Tuesday, April 4, 2017

Dear Standardized Testing: Sorry Not Sorry

Tonight I watched my generally laid-back, happy 13 year old son break down in tears over the stress of standardized tests administered to him at school. And, so, tonight I gave my son a speech that totally negated the validity of these tests. I'm not sorry I did.

I told him a secret none of us knew back in school. Not even those of us in the "smarty-great-test-taker" club (I was in that club). That secret is: unless you're a genius, when you grow up and join the work force no one gives two flying rips what you made on any of those tests in school. Being able to sit down and choose the correct answers on a test gives no indication of whether or not you have the grit it takes to make it in life.  And, honestly, even if the person next to you at work is smarter than you, if you're willing to outwork them that's what gets noticed.

School is already a struggle for my son who is basically a square peg trying to fit himself in the round hole of public education. I know he feels like he's swimming upstream every single day as he fights against ADHD, moderate sensory processing issues, fine motor delays, mild visual memory issues, and just the fact that he's a hands-on learner in a world designed for visual/auditory learners. He has nothing severe enough to qualify for an IEP. He has modifications that I doubt are even considered during test time because our poor public school staff are understaffed, overworked and just as stressed as the kids! So we take a child like my son, make him believe these tests are life or death, put him in a room where he has to be still for hours, with a brain that often processes the sound of a ticking clock like a pounding on the wall.  The result will not be an accurate picture of what he knows or what he's capable of.

A standardized test will not tell you what amazing adaptations his brain has made over the years to overcome his predominately proprioceptive sensory issues.  This test will not tell you that at 4 years old he randomly told me who the 26th president was on the way home from daycare or that at 3 he could differentiate the various types of trailer hitches on every truck someone he knew drove and match them to other hitches, from memory, while in public.
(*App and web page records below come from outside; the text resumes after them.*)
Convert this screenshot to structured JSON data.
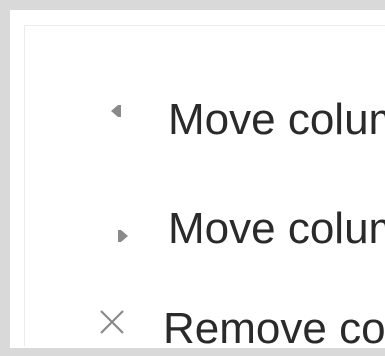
{
  "menu": {
    "items": [
      {
        "label": "Move colum",
        "icon": "move-left-icon"
      },
      {
        "label": "Move colum",
        "icon": "move-right-icon"
      },
      {
        "label": "Remove col",
        "icon": "close-icon"
      }
    ]
  },
  "colors": {
    "frame": "#d9d9d9",
    "text": "#2a2a2a",
    "icon": "#8a8a8a"
  }
}
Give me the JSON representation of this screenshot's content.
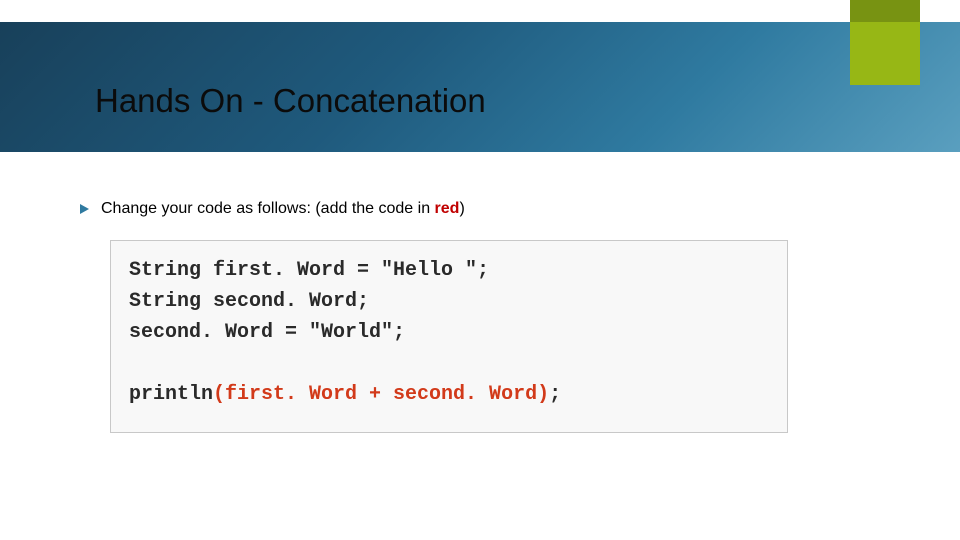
{
  "title": "Hands On - Concatenation",
  "bullet": {
    "text_before": "Change your code as follows: (add the code in ",
    "red_word": "red",
    "text_after": ")"
  },
  "code": {
    "line1": "String first. Word = \"Hello \";",
    "line2": "String second. Word;",
    "line3": "second. Word = \"World\";",
    "blank": "",
    "line5_before": "println",
    "line5_red": "(first. Word + second. Word)",
    "line5_after": ";"
  },
  "colors": {
    "accent_olive": "#97b715",
    "header_gradient_start": "#18405a",
    "header_gradient_end": "#5a9fbf",
    "red": "#c00000",
    "code_red": "#d23a1a"
  }
}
These tests won't tell you that he intuitively knows when something is wrong with me no matter how hard I try to hide it or that he meticulously sees to his livestock chores every single day without a reminder. They won't measure his huge capacity for compassion.  They won't show you how amazing he is with small children or how he's had an uncanny ability to strike up conversations with much older adults since he was a toddler.  These tests won't tell you that while he may struggle with writing and sometimes at keeping up with his homework, if you put him to work outside with his hands he's relentless and quite the perfectionist.

So, today I told him I don't care what these tests say about him because they're not the whole picture.  We told him to, of course, try his best. That's always our expectation for our children. But, you can't measure my beautiful, unique, amazing son with a test.

Furthermore, you cannot measure his teacher's efforts with this test, either. They are dealing with hundreds of beautiful, unique individuals with equally unique learning styles and struggles. We can expect a standardized continuum of development for kids and we can set benchmarks, but we cannot teach them all the same way and we cannot measure them all authentically with these "standard" tests. I hear from the children, the educators, and the parents this system is not working. Preparing our future generations for adulthood and the workforce should be our goal. Are these tests accurately measuring our work towards that?  Can all our kids truly be on one "standardized" track towards that goal?  All of us in education truly know the answer to that question, and we've tied our teachers' hands, forcing them to be ruled by these tests and to take all these different shaped pegs and force them in to one shaped hole. Then we tell them their jobs are on the line.

At some point we have to wake up, look at the evidence, and change our system. We are going to pay the price for it later when our children end up without an authentic education. Just a "standardized" one that only truly works for a percentage of them.

1 comment:

  1. Chills. Best written encouraging article I've read in a long time. Many of us agree and stand on these precious words.